Top of Provided records

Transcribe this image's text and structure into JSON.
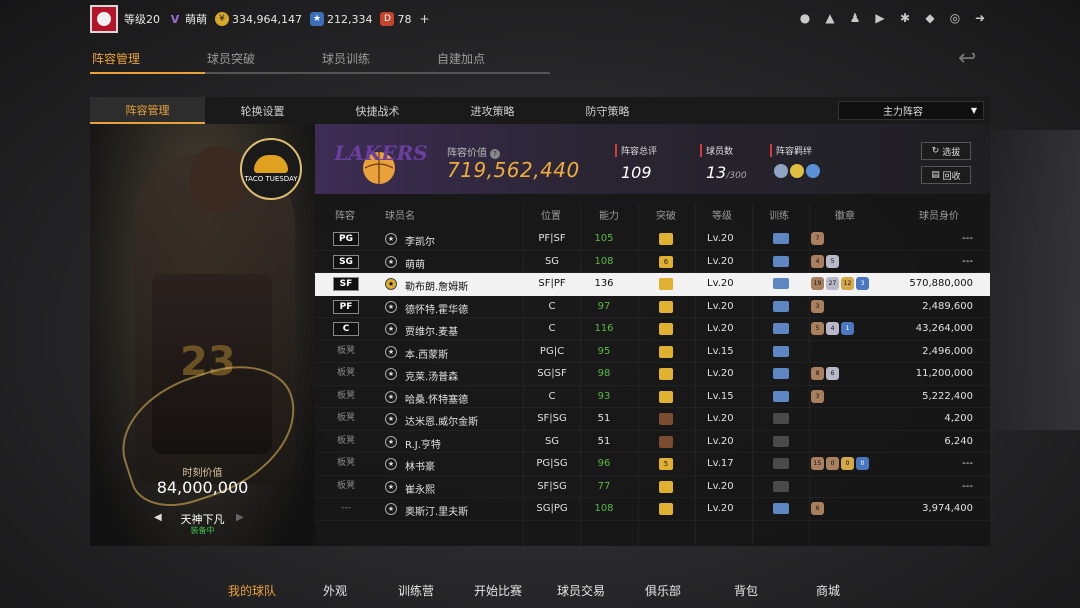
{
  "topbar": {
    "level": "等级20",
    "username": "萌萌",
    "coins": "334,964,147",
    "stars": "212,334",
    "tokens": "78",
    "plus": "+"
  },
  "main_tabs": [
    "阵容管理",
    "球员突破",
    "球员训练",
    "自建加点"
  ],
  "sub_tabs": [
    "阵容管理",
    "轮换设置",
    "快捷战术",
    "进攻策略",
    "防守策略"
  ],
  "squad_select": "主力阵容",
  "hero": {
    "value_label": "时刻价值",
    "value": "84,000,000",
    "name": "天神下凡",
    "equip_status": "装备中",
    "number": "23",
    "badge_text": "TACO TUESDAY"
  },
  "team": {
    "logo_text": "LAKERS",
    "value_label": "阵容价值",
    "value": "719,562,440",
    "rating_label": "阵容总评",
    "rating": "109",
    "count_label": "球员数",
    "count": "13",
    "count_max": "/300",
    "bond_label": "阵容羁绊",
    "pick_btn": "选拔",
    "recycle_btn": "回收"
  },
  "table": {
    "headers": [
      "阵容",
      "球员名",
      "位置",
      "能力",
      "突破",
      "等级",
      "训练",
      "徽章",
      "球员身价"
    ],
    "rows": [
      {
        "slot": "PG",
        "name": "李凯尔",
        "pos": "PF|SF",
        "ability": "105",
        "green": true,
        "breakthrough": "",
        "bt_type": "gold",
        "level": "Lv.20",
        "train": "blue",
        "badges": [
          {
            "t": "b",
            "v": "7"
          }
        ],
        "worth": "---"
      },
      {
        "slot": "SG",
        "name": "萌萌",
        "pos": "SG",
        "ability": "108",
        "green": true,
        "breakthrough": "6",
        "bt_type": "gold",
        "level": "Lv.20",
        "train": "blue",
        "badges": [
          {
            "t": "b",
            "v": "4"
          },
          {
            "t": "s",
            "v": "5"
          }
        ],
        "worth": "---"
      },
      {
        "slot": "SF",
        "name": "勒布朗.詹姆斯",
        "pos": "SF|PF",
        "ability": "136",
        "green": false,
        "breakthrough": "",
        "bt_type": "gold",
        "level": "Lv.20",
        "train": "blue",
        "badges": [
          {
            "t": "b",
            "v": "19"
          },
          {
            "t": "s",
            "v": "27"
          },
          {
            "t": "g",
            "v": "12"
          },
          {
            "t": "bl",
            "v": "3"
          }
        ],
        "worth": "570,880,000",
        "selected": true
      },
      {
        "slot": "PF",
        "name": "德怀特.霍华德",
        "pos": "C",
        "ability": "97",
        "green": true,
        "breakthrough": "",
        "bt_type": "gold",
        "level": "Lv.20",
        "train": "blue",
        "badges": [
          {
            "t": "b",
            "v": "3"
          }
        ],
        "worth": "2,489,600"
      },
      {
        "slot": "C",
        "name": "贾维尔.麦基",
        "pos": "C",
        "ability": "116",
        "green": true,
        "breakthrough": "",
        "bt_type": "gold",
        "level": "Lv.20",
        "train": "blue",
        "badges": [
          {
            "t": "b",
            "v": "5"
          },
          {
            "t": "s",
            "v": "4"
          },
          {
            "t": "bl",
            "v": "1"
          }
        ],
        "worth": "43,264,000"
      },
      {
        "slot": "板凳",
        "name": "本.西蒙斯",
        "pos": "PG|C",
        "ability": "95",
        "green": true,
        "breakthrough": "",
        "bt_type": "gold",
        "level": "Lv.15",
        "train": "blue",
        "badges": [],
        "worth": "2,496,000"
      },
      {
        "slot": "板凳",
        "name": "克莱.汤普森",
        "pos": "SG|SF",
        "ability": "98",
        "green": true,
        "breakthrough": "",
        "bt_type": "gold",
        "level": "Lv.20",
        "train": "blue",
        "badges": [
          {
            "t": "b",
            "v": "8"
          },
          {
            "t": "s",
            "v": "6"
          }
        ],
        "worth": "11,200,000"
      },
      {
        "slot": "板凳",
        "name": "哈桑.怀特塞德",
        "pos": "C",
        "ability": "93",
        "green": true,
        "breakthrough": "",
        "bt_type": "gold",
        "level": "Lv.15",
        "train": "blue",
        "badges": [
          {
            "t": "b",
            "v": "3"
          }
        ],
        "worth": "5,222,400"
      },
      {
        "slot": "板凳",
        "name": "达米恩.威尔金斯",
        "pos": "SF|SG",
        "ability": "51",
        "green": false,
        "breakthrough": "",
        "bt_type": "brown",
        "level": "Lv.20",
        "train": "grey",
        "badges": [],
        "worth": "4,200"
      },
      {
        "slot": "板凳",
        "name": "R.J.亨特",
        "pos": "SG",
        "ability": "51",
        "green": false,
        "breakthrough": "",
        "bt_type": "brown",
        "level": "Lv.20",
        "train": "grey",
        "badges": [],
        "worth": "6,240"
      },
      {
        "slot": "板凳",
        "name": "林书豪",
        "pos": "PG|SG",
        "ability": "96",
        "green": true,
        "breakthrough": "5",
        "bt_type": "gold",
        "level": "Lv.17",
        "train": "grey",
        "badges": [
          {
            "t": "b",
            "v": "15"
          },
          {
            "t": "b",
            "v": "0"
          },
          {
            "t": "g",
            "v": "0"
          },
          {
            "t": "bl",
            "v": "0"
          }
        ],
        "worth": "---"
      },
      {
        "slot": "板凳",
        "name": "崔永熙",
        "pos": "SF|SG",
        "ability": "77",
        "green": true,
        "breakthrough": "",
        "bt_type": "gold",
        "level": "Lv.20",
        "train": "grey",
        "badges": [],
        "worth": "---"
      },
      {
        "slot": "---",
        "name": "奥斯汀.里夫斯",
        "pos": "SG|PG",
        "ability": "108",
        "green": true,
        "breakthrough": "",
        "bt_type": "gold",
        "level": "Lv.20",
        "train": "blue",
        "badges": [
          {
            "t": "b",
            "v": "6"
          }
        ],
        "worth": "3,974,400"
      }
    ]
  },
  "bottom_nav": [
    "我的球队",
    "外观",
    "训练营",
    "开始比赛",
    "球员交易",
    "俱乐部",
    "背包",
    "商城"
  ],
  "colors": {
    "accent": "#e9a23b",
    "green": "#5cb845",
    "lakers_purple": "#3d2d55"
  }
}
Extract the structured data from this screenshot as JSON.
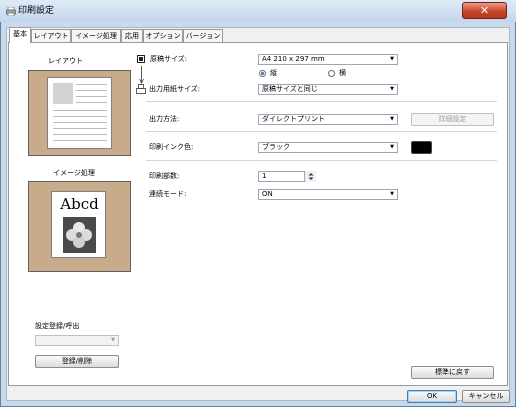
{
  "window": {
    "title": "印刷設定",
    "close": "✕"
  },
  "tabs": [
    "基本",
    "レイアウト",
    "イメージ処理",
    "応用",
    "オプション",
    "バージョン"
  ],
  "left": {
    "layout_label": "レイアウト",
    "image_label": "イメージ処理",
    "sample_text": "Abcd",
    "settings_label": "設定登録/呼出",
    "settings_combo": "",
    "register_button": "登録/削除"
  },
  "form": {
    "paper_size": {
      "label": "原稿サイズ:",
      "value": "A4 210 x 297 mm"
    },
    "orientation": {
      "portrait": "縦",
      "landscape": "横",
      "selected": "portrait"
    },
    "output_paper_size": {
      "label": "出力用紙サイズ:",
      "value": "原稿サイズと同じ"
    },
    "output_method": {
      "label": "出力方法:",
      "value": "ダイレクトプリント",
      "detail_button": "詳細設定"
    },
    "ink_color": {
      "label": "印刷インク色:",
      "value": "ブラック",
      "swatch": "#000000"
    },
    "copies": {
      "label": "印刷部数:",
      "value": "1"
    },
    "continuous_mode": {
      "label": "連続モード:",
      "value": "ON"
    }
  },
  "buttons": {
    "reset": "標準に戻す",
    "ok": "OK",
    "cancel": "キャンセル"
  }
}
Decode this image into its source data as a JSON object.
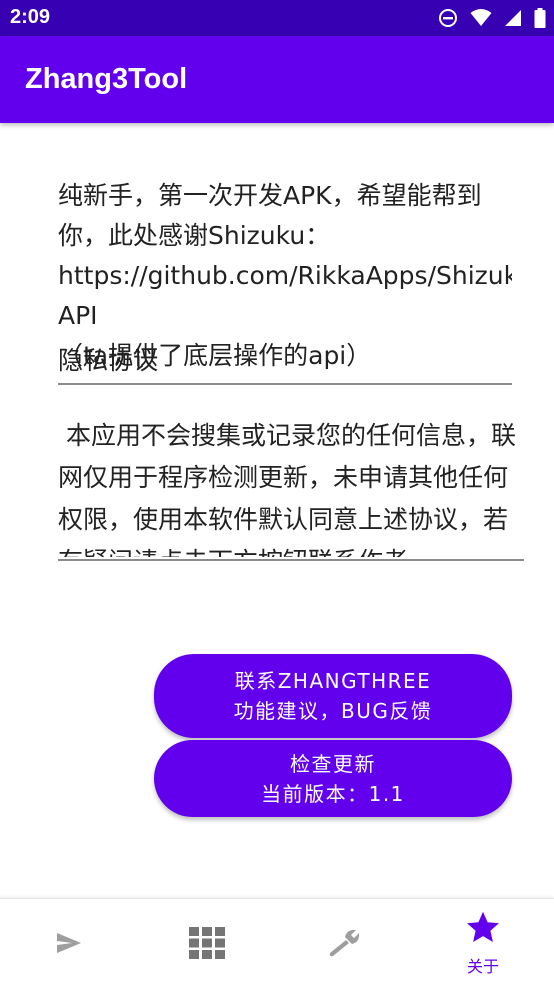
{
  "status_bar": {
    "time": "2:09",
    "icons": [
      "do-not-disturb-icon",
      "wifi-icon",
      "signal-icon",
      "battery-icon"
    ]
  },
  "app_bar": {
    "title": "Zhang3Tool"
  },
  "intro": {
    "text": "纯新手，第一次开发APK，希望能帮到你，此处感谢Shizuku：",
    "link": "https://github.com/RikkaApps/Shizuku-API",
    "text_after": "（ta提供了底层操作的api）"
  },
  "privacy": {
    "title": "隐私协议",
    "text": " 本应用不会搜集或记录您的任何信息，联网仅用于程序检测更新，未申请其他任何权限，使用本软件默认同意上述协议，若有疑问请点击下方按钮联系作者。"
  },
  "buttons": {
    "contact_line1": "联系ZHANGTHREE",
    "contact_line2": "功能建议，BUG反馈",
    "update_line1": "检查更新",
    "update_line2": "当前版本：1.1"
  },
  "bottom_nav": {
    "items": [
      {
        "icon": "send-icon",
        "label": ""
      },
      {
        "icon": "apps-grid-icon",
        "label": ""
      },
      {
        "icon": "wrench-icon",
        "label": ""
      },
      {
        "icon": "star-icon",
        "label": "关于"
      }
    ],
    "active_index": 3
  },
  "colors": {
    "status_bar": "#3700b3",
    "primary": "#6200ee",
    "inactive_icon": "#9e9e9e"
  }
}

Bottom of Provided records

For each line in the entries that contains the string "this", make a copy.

# Response to the exercise
Transcribe this image's text and structure into JSON.
Extract the structured data from this screenshot as JSON.
Decode this image into its source data as a JSON object.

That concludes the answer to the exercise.